Dribbling

A baby putting its finger in its mouth Everybody produces saliva. We need saliva to help us chew and swallow food, and to keep our mouths clean and healthy. Most people swallow up to 1000 times each day to remove saliva from their mouth. Children who dribble do not produce more saliva than others, but may have difficulties in coordinating the movements of head, neck and mouth to swallow this saliva.

Children learn to control their saliva when they have learned how to coordinate their tongue and lips without effort.

You can help by:
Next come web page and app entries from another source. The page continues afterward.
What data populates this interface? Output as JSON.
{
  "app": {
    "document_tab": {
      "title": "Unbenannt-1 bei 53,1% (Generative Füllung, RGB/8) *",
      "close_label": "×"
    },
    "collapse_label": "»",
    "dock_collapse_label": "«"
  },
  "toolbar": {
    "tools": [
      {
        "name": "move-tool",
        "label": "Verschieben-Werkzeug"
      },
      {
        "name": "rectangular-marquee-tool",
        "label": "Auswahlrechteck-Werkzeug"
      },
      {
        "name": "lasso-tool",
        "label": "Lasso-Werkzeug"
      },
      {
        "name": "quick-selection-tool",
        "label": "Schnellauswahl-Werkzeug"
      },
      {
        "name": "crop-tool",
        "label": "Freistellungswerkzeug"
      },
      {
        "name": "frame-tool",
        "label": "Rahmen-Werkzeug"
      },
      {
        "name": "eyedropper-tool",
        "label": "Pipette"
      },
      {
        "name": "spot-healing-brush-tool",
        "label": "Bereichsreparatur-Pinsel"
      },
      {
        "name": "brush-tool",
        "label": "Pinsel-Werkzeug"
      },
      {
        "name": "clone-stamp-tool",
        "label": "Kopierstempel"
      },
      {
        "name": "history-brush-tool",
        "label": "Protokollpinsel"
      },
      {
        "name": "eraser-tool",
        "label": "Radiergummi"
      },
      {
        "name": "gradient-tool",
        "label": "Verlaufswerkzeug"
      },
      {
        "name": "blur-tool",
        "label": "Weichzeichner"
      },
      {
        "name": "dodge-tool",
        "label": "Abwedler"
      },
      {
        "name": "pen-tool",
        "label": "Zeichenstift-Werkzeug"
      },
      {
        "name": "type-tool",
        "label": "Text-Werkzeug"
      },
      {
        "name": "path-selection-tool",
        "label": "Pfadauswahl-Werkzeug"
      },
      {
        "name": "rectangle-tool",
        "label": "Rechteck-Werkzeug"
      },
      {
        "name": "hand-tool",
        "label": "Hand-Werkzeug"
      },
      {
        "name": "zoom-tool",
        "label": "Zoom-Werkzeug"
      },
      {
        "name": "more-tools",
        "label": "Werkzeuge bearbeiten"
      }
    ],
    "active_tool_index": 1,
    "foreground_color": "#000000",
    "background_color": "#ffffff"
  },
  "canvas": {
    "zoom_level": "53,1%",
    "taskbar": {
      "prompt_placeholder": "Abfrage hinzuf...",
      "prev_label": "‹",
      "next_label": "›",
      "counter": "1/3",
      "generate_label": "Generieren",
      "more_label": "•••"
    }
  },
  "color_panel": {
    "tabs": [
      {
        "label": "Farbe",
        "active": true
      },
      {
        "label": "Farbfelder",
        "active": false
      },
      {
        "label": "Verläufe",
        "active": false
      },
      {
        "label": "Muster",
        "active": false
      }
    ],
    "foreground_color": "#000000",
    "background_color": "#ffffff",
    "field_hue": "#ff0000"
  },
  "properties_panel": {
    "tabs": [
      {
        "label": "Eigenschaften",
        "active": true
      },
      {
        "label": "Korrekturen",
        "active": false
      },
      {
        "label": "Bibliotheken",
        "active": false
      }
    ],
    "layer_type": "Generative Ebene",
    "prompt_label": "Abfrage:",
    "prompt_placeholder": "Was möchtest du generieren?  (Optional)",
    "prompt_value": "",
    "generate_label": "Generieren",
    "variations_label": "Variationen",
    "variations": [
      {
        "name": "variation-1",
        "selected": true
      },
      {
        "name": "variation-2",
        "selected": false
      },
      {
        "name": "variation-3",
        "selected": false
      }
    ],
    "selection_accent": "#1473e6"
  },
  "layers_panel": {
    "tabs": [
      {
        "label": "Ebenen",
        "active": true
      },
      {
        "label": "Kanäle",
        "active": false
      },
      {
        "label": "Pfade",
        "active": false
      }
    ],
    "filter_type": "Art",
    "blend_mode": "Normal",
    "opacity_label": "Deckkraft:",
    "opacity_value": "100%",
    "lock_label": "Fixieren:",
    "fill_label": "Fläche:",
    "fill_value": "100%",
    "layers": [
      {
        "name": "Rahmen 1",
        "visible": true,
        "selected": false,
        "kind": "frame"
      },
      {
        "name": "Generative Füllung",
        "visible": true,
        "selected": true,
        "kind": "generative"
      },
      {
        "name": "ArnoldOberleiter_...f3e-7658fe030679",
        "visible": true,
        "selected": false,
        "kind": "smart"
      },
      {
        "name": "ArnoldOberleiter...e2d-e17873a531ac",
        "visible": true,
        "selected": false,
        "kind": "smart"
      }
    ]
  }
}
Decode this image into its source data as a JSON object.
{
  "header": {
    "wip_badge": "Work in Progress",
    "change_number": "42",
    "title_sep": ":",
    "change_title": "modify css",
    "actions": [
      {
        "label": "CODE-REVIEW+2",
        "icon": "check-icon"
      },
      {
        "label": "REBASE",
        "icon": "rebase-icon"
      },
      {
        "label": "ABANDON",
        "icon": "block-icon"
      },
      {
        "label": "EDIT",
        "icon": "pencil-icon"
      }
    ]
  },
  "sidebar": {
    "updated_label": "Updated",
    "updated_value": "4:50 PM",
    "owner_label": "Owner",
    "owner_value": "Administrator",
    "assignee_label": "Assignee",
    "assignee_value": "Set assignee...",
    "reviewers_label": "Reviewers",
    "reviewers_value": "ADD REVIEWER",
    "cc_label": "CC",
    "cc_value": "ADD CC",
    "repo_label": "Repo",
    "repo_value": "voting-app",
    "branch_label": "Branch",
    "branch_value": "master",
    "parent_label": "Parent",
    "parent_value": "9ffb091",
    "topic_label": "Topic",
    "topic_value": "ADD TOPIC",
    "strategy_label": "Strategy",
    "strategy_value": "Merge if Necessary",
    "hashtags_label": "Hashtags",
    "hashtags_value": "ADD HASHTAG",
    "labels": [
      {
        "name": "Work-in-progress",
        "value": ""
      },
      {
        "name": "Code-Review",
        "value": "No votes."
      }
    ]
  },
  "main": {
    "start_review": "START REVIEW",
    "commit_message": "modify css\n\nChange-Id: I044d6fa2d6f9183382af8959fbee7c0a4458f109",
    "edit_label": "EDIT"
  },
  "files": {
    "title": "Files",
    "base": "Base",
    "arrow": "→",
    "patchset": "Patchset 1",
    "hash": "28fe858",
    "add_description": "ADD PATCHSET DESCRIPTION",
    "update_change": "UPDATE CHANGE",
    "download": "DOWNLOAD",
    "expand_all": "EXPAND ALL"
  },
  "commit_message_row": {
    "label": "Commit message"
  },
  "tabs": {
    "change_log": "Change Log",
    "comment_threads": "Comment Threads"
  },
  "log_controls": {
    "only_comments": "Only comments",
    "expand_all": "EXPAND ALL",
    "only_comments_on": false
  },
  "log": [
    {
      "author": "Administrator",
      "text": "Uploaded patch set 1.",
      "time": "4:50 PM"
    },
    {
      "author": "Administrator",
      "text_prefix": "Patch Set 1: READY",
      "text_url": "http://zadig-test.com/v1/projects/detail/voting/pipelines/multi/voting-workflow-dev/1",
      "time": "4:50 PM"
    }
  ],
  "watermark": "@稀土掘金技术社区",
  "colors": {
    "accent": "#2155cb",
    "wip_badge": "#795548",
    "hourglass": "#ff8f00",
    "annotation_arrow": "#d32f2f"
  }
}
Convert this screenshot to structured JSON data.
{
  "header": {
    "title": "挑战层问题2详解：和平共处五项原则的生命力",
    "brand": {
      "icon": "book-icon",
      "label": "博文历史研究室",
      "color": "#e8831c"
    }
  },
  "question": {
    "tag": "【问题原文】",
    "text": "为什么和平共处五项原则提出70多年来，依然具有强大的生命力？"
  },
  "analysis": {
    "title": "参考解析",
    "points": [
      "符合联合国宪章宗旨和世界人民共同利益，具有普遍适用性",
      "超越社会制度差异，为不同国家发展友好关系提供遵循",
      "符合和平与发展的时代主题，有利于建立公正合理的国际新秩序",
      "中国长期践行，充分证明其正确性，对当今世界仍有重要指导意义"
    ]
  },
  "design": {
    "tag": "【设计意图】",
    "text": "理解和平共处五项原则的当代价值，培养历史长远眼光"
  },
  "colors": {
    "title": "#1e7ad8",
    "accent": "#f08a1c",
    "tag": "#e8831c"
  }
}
  • encouraging your child to sit and stand well with their head up
  • encouraging your child to put their lips together (say mmm) and swallow
  • pat your child’s mouth and chin dry – do not wipe as this stimulates more saliva
  • don’t allow your child to suck/chew dummies, fingers or other items
  • brushing their teeth and regular visits to the dentist
  • encouraging to pat their own mouth dry with a tissue

Children need time to learn saliva control. Don’t worry! Your child will have good days and bad days. You may find that...

  • concentrating or learning a new task
  • feeling tired, excited, poorly or having a cold
  • some medicines
  • strong or spicy foods
  • leaning forwards or having their head down

…may make it more difficult for your child to control saliva.